Work required
Search for the word "selected" in the entries. Each line that holds it should be copied.

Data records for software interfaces
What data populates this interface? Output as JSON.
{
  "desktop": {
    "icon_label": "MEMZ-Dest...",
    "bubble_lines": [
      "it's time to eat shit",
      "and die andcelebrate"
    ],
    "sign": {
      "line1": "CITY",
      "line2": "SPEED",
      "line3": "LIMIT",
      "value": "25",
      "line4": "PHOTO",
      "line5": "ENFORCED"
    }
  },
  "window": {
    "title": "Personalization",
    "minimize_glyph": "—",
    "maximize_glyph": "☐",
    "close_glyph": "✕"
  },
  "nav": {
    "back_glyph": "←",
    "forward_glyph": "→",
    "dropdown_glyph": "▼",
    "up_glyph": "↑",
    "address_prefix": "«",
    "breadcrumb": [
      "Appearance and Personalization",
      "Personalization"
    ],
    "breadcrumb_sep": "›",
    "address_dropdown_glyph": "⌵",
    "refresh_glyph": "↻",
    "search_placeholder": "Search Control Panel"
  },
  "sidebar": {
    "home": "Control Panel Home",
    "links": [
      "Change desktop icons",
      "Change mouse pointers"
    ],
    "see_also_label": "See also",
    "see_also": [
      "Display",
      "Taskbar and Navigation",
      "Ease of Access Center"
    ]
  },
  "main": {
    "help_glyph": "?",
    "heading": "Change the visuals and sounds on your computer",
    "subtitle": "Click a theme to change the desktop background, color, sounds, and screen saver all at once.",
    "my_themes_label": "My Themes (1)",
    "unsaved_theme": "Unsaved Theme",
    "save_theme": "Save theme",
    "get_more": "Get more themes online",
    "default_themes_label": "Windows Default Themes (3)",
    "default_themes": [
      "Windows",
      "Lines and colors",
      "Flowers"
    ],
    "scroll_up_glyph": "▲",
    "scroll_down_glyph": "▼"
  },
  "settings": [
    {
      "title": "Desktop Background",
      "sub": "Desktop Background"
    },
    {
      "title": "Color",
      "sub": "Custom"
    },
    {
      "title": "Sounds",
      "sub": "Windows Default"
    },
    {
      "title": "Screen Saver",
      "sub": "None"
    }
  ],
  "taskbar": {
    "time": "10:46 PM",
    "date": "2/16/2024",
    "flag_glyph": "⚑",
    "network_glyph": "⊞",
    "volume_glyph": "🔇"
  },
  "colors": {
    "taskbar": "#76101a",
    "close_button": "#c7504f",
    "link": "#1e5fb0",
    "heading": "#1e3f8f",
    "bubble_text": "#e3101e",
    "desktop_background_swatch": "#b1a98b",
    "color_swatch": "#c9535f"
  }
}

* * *

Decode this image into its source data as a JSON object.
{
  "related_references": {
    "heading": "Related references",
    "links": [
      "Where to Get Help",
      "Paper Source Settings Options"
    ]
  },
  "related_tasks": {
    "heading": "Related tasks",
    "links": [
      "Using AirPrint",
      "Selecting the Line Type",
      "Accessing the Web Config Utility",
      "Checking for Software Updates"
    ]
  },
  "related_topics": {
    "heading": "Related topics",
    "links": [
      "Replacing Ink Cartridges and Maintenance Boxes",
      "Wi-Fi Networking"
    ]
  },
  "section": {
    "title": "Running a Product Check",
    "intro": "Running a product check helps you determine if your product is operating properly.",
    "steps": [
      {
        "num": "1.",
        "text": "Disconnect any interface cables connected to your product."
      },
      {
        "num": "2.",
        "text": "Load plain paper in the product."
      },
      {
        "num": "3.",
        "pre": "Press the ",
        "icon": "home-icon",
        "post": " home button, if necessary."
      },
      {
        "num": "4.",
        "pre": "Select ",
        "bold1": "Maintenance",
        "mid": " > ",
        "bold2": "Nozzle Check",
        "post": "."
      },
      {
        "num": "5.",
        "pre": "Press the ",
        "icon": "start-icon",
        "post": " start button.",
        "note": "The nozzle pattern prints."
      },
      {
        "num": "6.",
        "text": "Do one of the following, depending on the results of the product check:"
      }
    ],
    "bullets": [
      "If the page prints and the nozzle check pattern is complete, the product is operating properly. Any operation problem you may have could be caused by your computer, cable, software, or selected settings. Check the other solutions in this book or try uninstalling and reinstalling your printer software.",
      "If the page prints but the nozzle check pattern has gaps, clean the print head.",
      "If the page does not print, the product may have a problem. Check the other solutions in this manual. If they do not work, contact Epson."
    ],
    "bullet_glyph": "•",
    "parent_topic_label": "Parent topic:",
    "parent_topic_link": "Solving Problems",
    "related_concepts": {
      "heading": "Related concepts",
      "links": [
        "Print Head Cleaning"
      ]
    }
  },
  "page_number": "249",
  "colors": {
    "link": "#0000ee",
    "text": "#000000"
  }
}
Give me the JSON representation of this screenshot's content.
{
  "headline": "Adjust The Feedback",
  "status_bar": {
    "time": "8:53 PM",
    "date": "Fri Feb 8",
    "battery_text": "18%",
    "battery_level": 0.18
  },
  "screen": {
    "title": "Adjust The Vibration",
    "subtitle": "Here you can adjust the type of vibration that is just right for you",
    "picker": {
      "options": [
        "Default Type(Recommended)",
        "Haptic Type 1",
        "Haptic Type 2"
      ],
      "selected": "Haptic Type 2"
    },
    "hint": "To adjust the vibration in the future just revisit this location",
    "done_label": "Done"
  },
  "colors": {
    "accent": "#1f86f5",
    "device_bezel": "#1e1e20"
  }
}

Written reply
      "If the page prints and the nozzle check pattern is complete, the product is operating properly. Any operation problem you may have could be caused by your computer, cable, software, or selected settings. Check the other solutions in this book or try uninstalling and reinstalling your printer software.",
      "selected": "Haptic Type 2"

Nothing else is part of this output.